Task requirements –
All of the data below is to be printed again exactly.

*** Dataset records Section Begins ***

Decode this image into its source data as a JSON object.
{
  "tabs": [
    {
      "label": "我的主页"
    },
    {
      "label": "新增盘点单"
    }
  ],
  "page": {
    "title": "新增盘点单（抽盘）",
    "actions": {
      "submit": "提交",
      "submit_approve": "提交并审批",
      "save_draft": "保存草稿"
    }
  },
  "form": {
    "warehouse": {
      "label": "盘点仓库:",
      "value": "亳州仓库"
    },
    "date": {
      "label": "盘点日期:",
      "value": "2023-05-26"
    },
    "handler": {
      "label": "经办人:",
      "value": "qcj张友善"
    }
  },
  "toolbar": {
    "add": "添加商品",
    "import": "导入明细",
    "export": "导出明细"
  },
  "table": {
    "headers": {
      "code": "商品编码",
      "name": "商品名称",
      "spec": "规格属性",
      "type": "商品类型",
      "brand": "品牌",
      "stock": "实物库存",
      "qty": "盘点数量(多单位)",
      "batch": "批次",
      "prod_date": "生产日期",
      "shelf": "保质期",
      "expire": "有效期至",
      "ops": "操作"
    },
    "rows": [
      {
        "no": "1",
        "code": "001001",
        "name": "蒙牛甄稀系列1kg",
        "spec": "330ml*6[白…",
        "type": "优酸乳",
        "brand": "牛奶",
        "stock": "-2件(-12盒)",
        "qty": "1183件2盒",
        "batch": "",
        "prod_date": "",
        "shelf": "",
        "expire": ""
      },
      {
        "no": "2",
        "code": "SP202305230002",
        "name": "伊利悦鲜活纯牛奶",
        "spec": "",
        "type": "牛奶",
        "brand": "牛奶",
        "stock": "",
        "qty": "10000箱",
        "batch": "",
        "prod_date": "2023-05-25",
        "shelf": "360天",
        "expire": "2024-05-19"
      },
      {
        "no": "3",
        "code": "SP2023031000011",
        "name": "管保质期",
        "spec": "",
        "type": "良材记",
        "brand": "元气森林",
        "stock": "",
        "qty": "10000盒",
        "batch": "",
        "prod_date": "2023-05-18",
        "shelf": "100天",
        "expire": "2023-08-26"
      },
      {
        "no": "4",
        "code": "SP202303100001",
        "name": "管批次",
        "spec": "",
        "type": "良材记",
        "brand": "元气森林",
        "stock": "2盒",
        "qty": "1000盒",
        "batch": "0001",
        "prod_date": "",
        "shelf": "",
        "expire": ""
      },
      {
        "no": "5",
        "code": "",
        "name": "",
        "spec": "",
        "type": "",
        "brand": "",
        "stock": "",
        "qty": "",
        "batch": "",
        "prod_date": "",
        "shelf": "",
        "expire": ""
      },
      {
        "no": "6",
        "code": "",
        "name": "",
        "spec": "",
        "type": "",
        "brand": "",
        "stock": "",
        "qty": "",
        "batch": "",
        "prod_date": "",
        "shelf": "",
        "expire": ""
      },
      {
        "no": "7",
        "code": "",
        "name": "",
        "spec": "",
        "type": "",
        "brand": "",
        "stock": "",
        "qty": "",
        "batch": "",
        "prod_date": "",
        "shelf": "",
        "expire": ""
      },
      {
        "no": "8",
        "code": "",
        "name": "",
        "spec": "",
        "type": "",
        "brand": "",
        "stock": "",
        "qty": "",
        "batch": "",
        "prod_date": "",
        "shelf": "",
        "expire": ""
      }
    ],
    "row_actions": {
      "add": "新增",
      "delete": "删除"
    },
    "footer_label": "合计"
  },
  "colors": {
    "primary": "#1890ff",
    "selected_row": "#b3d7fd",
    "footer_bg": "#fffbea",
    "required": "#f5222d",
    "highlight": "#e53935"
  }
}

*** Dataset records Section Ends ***

Exercise result –
Decode this image into its source data as a JSON object.
{
  "tabs": [
    {
      "label": "我的主页"
    },
    {
      "label": "新增盘点单"
    }
  ],
  "page": {
    "title": "新增盘点单（抽盘）",
    "actions": {
      "submit": "提交",
      "submit_approve": "提交并审批",
      "save_draft": "保存草稿"
    }
  },
  "form": {
    "warehouse": {
      "label": "盘点仓库:",
      "value": "亳州仓库"
    },
    "date": {
      "label": "盘点日期:",
      "value": "2023-05-26"
    },
    "handler": {
      "label": "经办人:",
      "value": "qcj张友善"
    }
  },
  "toolbar": {
    "add": "添加商品",
    "import": "导入明细",
    "export": "导出明细"
  },
  "table": {
    "headers": {
      "code": "商品编码",
      "name": "商品名称",
      "spec": "规格属性",
      "type": "商品类型",
      "brand": "品牌",
      "stock": "实物库存",
      "qty": "盘点数量(多单位)",
      "batch": "批次",
      "prod_date": "生产日期",
      "shelf": "保质期",
      "expire": "有效期至",
      "ops": "操作"
    },
    "rows": [
      {
        "no": "1",
        "code": "001001",
        "name": "蒙牛甄稀系列1kg",
        "spec": "330ml*6[白…",
        "type": "优酸乳",
        "brand": "牛奶",
        "stock": "-2件(-12盒)",
        "qty": "1183件2盒",
        "batch": "",
        "prod_date": "",
        "shelf": "",
        "expire": ""
      },
      {
        "no": "2",
        "code": "SP202305230002",
        "name": "伊利悦鲜活纯牛奶",
        "spec": "",
        "type": "牛奶",
        "brand": "牛奶",
        "stock": "",
        "qty": "10000箱",
        "batch": "",
        "prod_date": "2023-05-25",
        "shelf": "360天",
        "expire": "2024-05-19"
      },
      {
        "no": "3",
        "code": "SP2023031000011",
        "name": "管保质期",
        "spec": "",
        "type": "良材记",
        "brand": "元气森林",
        "stock": "",
        "qty": "10000盒",
        "batch": "",
        "prod_date": "2023-05-18",
        "shelf": "100天",
        "expire": "2023-08-26"
      },
      {
        "no": "4",
        "code": "SP202303100001",
        "name": "管批次",
        "spec": "",
        "type": "良材记",
        "brand": "元气森林",
        "stock": "2盒",
        "qty": "1000盒",
        "batch": "0001",
        "prod_date": "",
        "shelf": "",
        "expire": ""
      },
      {
        "no": "5",
        "code": "",
        "name": "",
        "spec": "",
        "type": "",
        "brand": "",
        "stock": "",
        "qty": "",
        "batch": "",
        "prod_date": "",
        "shelf": "",
        "expire": ""
      },
      {
        "no": "6",
        "code": "",
        "name": "",
        "spec": "",
        "type": "",
        "brand": "",
        "stock": "",
        "qty": "",
        "batch": "",
        "prod_date": "",
        "shelf": "",
        "expire": ""
      },
      {
        "no": "7",
        "code": "",
        "name": "",
        "spec": "",
        "type": "",
        "brand": "",
        "stock": "",
        "qty": "",
        "batch": "",
        "prod_date": "",
        "shelf": "",
        "expire": ""
      },
      {
        "no": "8",
        "code": "",
        "name": "",
        "spec": "",
        "type": "",
        "brand": "",
        "stock": "",
        "qty": "",
        "batch": "",
        "prod_date": "",
        "shelf": "",
        "expire": ""
      }
    ],
    "row_actions": {
      "add": "新增",
      "delete": "删除"
    },
    "footer_label": "合计"
  },
  "colors": {
    "primary": "#1890ff",
    "selected_row": "#b3d7fd",
    "footer_bg": "#fffbea",
    "required": "#f5222d",
    "highlight": "#e53935"
  }
}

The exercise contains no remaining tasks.